DIRECTIONS
Search the records for the word "value" and copy each line in which it appears.

[PROVIDED DATA — start]

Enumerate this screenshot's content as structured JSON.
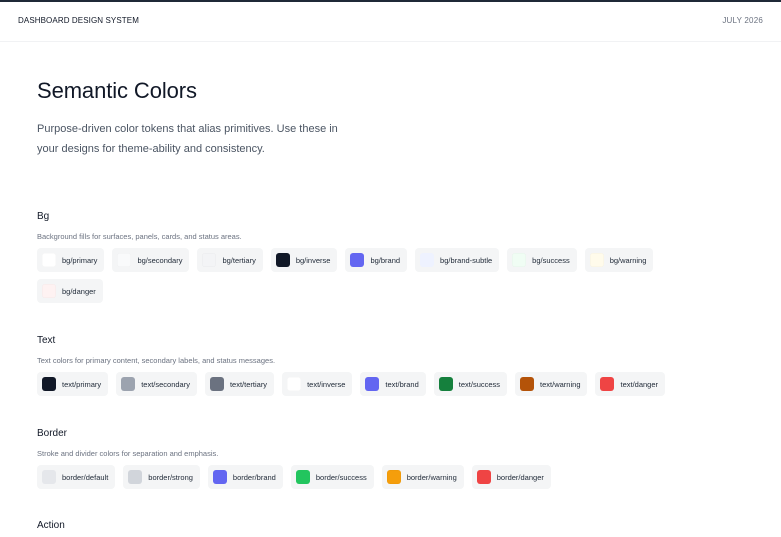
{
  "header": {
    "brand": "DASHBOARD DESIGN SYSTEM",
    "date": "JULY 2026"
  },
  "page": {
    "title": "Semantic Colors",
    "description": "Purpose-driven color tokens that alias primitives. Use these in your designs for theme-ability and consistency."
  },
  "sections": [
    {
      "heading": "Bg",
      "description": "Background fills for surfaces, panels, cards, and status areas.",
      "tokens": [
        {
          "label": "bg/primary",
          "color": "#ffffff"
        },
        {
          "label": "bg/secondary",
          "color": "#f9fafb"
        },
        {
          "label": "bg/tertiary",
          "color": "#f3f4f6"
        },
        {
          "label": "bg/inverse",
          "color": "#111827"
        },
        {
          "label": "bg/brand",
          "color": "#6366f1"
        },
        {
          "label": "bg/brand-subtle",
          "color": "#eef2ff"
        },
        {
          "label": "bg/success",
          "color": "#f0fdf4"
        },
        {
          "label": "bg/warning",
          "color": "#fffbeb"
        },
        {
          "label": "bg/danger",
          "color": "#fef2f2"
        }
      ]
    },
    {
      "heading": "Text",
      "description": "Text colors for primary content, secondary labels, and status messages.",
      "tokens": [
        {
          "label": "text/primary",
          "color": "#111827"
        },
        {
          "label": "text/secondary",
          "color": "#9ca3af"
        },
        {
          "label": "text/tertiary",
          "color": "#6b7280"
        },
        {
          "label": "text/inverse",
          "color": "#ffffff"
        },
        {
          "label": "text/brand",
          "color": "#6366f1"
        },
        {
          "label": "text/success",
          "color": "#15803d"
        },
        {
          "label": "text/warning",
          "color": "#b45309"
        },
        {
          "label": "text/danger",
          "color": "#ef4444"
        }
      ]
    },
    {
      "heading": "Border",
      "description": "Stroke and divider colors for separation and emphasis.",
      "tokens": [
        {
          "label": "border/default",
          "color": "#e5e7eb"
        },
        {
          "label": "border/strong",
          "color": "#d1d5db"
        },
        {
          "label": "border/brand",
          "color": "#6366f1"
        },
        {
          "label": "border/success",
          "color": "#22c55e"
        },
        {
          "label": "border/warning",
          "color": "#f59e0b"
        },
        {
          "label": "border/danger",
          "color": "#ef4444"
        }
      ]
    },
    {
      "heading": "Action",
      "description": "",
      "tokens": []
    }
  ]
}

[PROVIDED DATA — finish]
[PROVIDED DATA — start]

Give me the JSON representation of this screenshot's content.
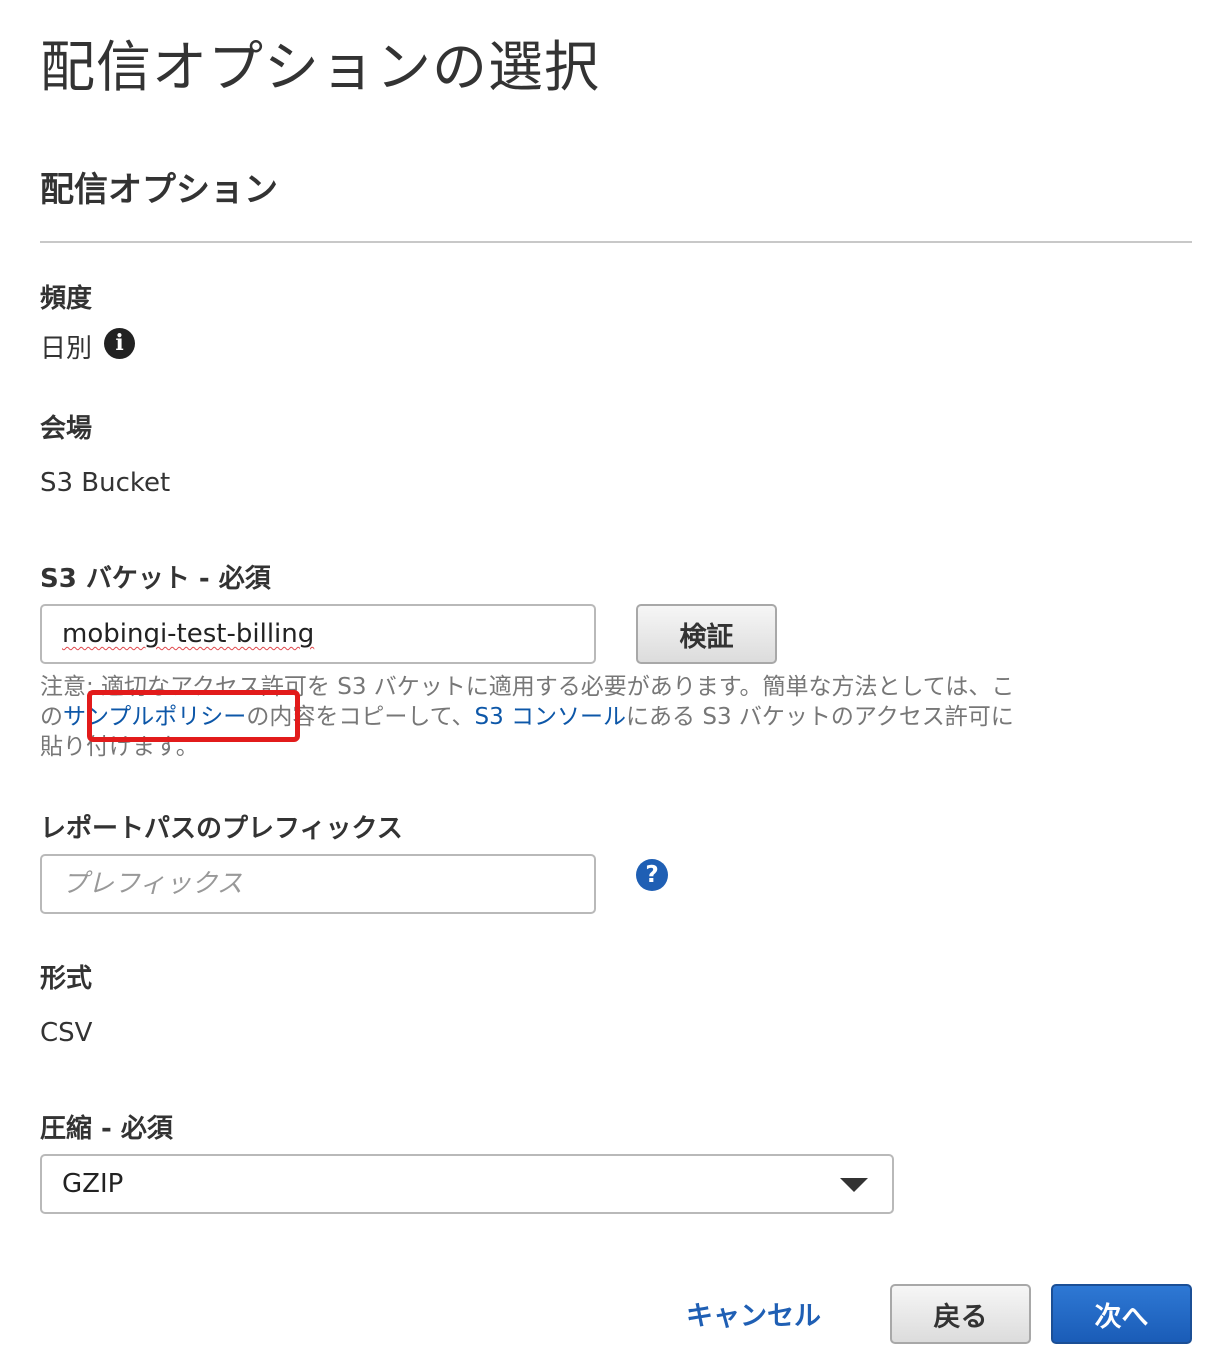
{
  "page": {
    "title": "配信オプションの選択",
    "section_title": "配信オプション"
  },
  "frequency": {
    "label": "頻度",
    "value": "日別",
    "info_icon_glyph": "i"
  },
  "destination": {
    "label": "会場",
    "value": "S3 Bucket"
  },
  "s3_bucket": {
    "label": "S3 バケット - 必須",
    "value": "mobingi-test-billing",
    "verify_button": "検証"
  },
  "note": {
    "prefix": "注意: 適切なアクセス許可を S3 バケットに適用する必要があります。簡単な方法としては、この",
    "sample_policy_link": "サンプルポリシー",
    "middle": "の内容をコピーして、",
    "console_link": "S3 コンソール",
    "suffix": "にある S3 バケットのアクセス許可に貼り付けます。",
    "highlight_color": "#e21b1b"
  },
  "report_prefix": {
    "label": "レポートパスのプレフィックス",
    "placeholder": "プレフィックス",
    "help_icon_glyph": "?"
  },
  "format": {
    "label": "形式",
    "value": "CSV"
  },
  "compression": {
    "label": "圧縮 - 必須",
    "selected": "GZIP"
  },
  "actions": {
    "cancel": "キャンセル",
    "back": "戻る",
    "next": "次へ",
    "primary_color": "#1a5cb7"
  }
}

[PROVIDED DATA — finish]
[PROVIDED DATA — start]

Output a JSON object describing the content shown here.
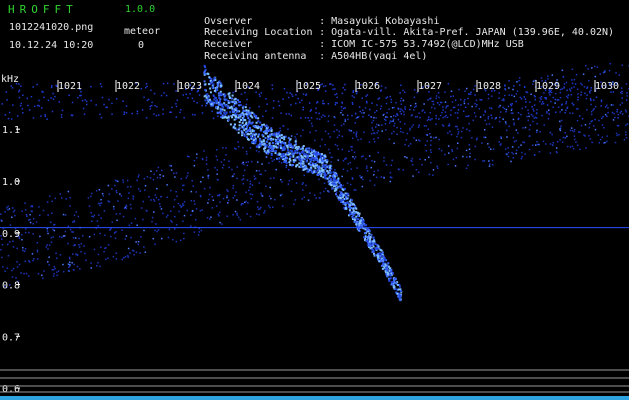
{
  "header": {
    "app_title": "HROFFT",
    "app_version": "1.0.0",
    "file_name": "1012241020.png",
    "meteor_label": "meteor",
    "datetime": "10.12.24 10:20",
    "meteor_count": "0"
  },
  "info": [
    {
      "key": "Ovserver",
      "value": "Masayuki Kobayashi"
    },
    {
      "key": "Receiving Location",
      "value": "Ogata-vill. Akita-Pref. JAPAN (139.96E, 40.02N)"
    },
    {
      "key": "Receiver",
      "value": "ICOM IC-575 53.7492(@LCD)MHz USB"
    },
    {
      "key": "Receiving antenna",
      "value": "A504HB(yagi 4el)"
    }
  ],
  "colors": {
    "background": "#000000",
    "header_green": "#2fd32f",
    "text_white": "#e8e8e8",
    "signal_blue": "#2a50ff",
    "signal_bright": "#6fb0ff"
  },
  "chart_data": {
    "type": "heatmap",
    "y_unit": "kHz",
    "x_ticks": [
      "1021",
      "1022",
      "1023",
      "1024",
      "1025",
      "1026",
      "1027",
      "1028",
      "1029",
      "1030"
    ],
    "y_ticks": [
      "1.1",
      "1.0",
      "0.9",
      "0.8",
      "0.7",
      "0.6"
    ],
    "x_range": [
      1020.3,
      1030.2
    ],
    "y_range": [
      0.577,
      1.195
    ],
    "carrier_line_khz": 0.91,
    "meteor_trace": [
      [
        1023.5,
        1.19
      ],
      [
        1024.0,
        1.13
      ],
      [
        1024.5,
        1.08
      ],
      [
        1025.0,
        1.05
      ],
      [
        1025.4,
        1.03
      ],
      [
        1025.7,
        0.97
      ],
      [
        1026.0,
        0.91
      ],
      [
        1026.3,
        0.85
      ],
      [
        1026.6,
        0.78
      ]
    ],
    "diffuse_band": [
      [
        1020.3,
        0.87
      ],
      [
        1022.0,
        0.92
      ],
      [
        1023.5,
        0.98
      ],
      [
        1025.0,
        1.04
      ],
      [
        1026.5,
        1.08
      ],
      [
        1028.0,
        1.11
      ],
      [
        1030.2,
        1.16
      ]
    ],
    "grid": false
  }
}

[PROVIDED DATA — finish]

RESULT OF THE EXERCISE
    "value": "日別",
    "value": "S3 Bucket"
    "value": "mobingi-test-billing",
    "value": "CSV"
      "value": "Masayuki Kobayashi"
      "value": "Ogata-vill. Akita-Pref. JAPAN (139.96E, 40.02N)"
      "value": "ICOM IC-575 53.7492(@LCD)MHz USB"
      "value": "A504HB(yagi 4el)"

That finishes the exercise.